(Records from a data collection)

* * * *

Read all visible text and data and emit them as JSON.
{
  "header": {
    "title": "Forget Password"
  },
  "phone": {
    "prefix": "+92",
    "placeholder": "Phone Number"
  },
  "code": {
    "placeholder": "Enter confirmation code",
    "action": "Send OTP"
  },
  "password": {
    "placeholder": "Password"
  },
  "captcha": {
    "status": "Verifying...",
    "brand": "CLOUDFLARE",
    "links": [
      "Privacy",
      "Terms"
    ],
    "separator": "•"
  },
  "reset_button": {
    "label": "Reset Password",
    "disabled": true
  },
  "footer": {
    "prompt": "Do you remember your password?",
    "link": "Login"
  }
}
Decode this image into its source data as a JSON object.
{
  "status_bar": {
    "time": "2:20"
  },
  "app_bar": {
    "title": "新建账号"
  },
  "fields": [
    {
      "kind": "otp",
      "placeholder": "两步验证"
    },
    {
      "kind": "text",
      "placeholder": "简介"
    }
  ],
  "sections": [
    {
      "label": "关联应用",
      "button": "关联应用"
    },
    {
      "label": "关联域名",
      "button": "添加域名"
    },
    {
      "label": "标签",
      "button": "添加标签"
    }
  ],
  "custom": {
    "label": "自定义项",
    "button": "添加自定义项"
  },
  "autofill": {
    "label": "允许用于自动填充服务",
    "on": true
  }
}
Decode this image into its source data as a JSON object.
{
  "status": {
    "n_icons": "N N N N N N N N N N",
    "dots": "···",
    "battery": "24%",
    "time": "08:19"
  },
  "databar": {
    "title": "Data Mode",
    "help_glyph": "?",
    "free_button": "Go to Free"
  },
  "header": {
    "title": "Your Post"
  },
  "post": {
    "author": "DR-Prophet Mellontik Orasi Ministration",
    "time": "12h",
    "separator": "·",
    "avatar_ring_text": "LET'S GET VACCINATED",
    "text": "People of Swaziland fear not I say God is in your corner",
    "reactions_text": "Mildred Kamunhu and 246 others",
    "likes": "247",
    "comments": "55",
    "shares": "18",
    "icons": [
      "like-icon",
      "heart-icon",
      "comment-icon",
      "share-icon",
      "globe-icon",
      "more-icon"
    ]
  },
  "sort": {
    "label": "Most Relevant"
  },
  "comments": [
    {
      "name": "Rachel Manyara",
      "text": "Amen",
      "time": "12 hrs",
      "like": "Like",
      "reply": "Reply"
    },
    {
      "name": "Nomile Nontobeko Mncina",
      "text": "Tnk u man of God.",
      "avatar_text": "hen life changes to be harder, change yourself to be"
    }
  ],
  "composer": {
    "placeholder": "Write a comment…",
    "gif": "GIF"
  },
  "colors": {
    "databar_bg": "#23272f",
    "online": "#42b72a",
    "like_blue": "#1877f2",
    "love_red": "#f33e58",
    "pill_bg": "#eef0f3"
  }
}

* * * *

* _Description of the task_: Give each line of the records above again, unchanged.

* _Answer for this exercise_:
Read all visible text and data and emit them as JSON.
{
  "header": {
    "title": "Forget Password"
  },
  "phone": {
    "prefix": "+92",
    "placeholder": "Phone Number"
  },
  "code": {
    "placeholder": "Enter confirmation code",
    "action": "Send OTP"
  },
  "password": {
    "placeholder": "Password"
  },
  "captcha": {
    "status": "Verifying...",
    "brand": "CLOUDFLARE",
    "links": [
      "Privacy",
      "Terms"
    ],
    "separator": "•"
  },
  "reset_button": {
    "label": "Reset Password",
    "disabled": true
  },
  "footer": {
    "prompt": "Do you remember your password?",
    "link": "Login"
  }
}
Decode this image into its source data as a JSON object.
{
  "status_bar": {
    "time": "2:20"
  },
  "app_bar": {
    "title": "新建账号"
  },
  "fields": [
    {
      "kind": "otp",
      "placeholder": "两步验证"
    },
    {
      "kind": "text",
      "placeholder": "简介"
    }
  ],
  "sections": [
    {
      "label": "关联应用",
      "button": "关联应用"
    },
    {
      "label": "关联域名",
      "button": "添加域名"
    },
    {
      "label": "标签",
      "button": "添加标签"
    }
  ],
  "custom": {
    "label": "自定义项",
    "button": "添加自定义项"
  },
  "autofill": {
    "label": "允许用于自动填充服务",
    "on": true
  }
}
Decode this image into its source data as a JSON object.
{
  "status": {
    "n_icons": "N N N N N N N N N N",
    "dots": "···",
    "battery": "24%",
    "time": "08:19"
  },
  "databar": {
    "title": "Data Mode",
    "help_glyph": "?",
    "free_button": "Go to Free"
  },
  "header": {
    "title": "Your Post"
  },
  "post": {
    "author": "DR-Prophet Mellontik Orasi Ministration",
    "time": "12h",
    "separator": "·",
    "avatar_ring_text": "LET'S GET VACCINATED",
    "text": "People of Swaziland fear not I say God is in your corner",
    "reactions_text": "Mildred Kamunhu and 246 others",
    "likes": "247",
    "comments": "55",
    "shares": "18",
    "icons": [
      "like-icon",
      "heart-icon",
      "comment-icon",
      "share-icon",
      "globe-icon",
      "more-icon"
    ]
  },
  "sort": {
    "label": "Most Relevant"
  },
  "comments": [
    {
      "name": "Rachel Manyara",
      "text": "Amen",
      "time": "12 hrs",
      "like": "Like",
      "reply": "Reply"
    },
    {
      "name": "Nomile Nontobeko Mncina",
      "text": "Tnk u man of God.",
      "avatar_text": "hen life changes to be harder, change yourself to be"
    }
  ],
  "composer": {
    "placeholder": "Write a comment…",
    "gif": "GIF"
  },
  "colors": {
    "databar_bg": "#23272f",
    "online": "#42b72a",
    "like_blue": "#1877f2",
    "love_red": "#f33e58",
    "pill_bg": "#eef0f3"
  }
}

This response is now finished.